As a researcher I am inclined to return to subjects which have seen no satisfactory conclusion. These open ends keep nagging me and force me to revise the facts and search for new ones. Such is the case with Hilma af Klint. I wrote about her a couple of years ago, questioning some biographical facts of her life, her position within the group of The Five and her art production. Four of the women of The Five, all members of the Stockholm Lodge of the Theosophical Society, are supposed to have merely served the impressive output on esoteric art which made Hilma af Klint famous.
The Edelweissförbundet was founded in December 1888. This is, in fact, parallel to the founding of the branch of the TS in Stockholm. And this must be the date which has mistakenly be identified as the date in which Hilma af Klint joined the Theosophical Society.
Since1850 freedom of press became the pillar of a democratic state. Freedom of press was the starting point of an avalanche of artists manifests. Modern art is a direct outcome of this development until today, and so is the artist as being the primary voice and explicator of his artistic goals. This mechanism has in effect become a solid part of modern tradition. That tradition we would now call “branding”: creating your USP’s through your work and your manifests, and creating your own market through as much followers as possible.

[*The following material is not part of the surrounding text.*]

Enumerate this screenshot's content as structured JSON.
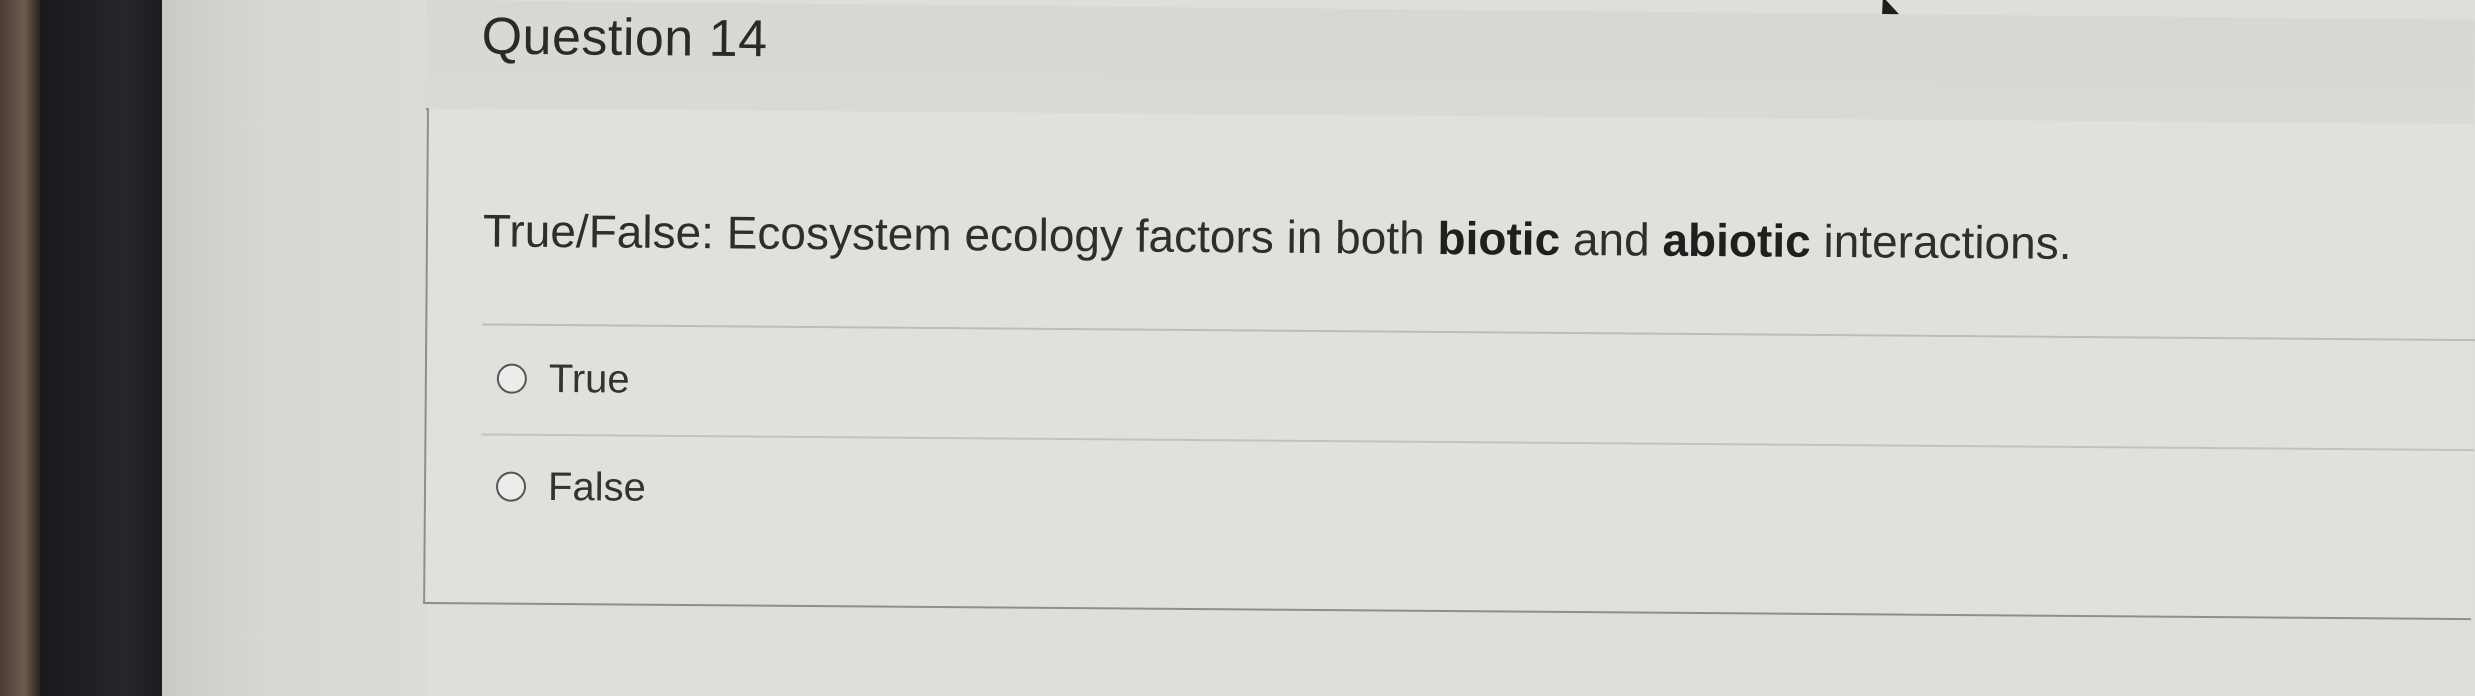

The university has now become one of those followers. Recently the University of Leiden launched a chair for the “art sciences”, through which artists can acquire a PhD. It’s officially called “PhDArts at the Academy of Creative and Performing Arts” and is a collaboration between the Leiden University and the Royal Academy of Arts in The Hague. The chair is led by the art historian and (former) art critic Janneke Wesseling.